Ilonka Tolnay: Do you own this place?
Headwaiter: No, I don’t.
Ilonka Tolnay: Well, when I buy, I like to buy from the owner, not the help.
Headwaiter: But, please, the owner here does not take orders at the table.
Ilonka Tolnay: Probably because he’s ashamed of his prices.
Corporal Harry Marten: Please, this is Vienna. Everything’s a little higher.
Ilonka Tolnay: Asparagus is asparagus, even in Vienna.
Edward Rochester: Sometimes I have a queer feeling in regards to you Jane. Especially when you are near, as now. It’s as if I had a string somewhere under my left rib, tightly and inextricably knotted to a similar string situated in a corresponding corner of your little frame.

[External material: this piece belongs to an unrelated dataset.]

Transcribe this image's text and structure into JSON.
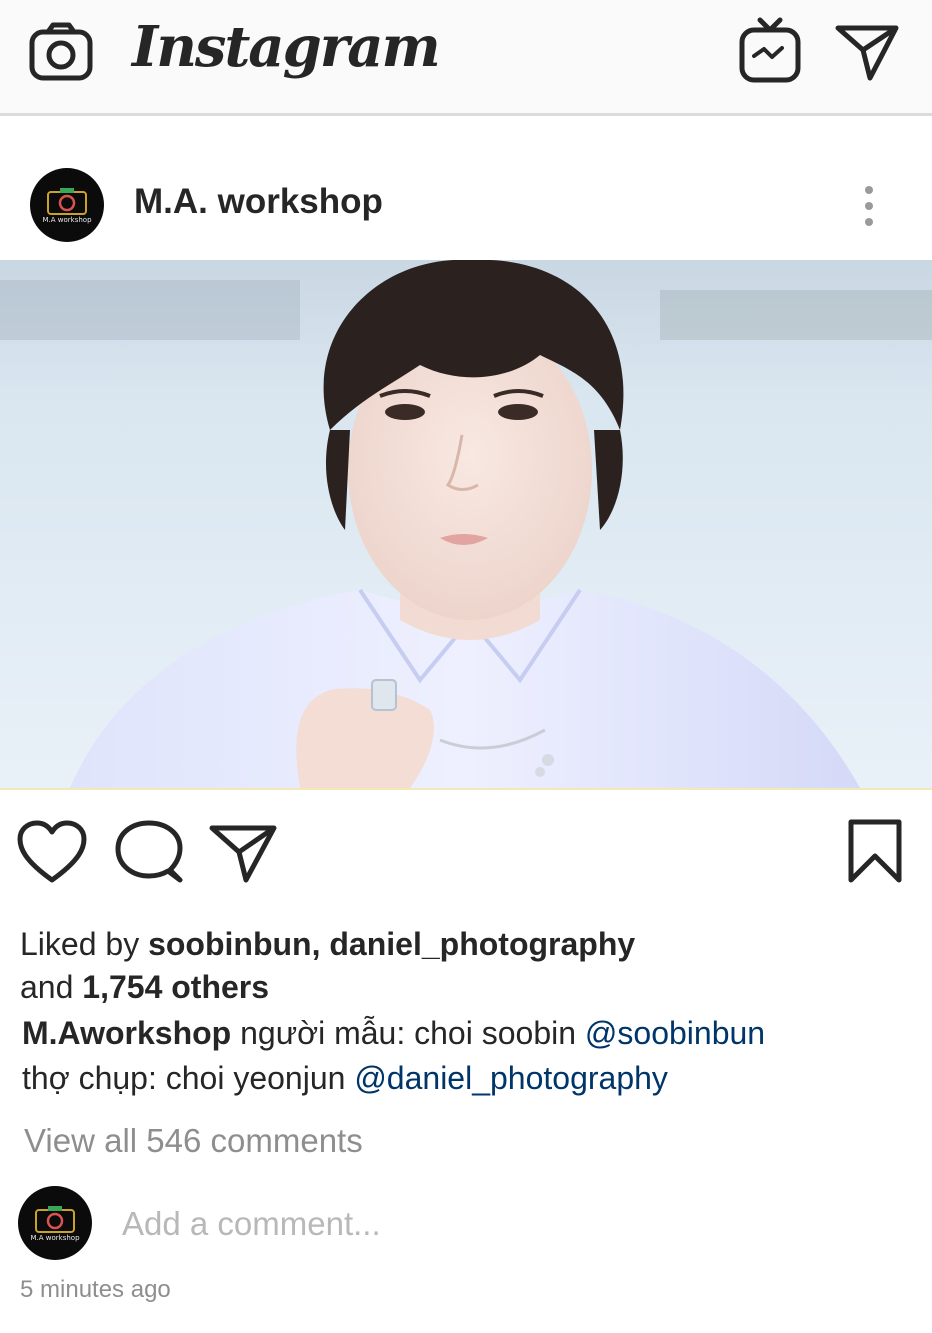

And if we should have to be parted, that cord of communion would be snapped and I have a nervous notion that I should take to bleeding inwardly.
A lot of quality classic films that revolve around Christmas unfairly get overlooked as simply a seasonal film, worth pulling out in December only. This is something I hate to see, because a lot of these classic films are such wonderful, timeless films that deserve much more attention than they often receive. Case in point: The Bishop’s Wife. At the time of its release it was nominated for multiple Oscars and widely revered, now it’s mostly only talked about at Christmastime. I suppose by writing about it in December, I’m doing exactly the same thing. Oh well. I love this film. For the longest time it was my favorite Cary Grant film (it’s still in my Top 5) and is endlessly watchable. Like I said earlier, it was nominated for five Academy Awards, winning one: Best Sound (won), Best Score, Best Film Editing and Best Picture. It was up against Crossfire, Great Expectations, Miracle on 34th Street (another Christmas-themed film) and winner Gentleman’s Agreement.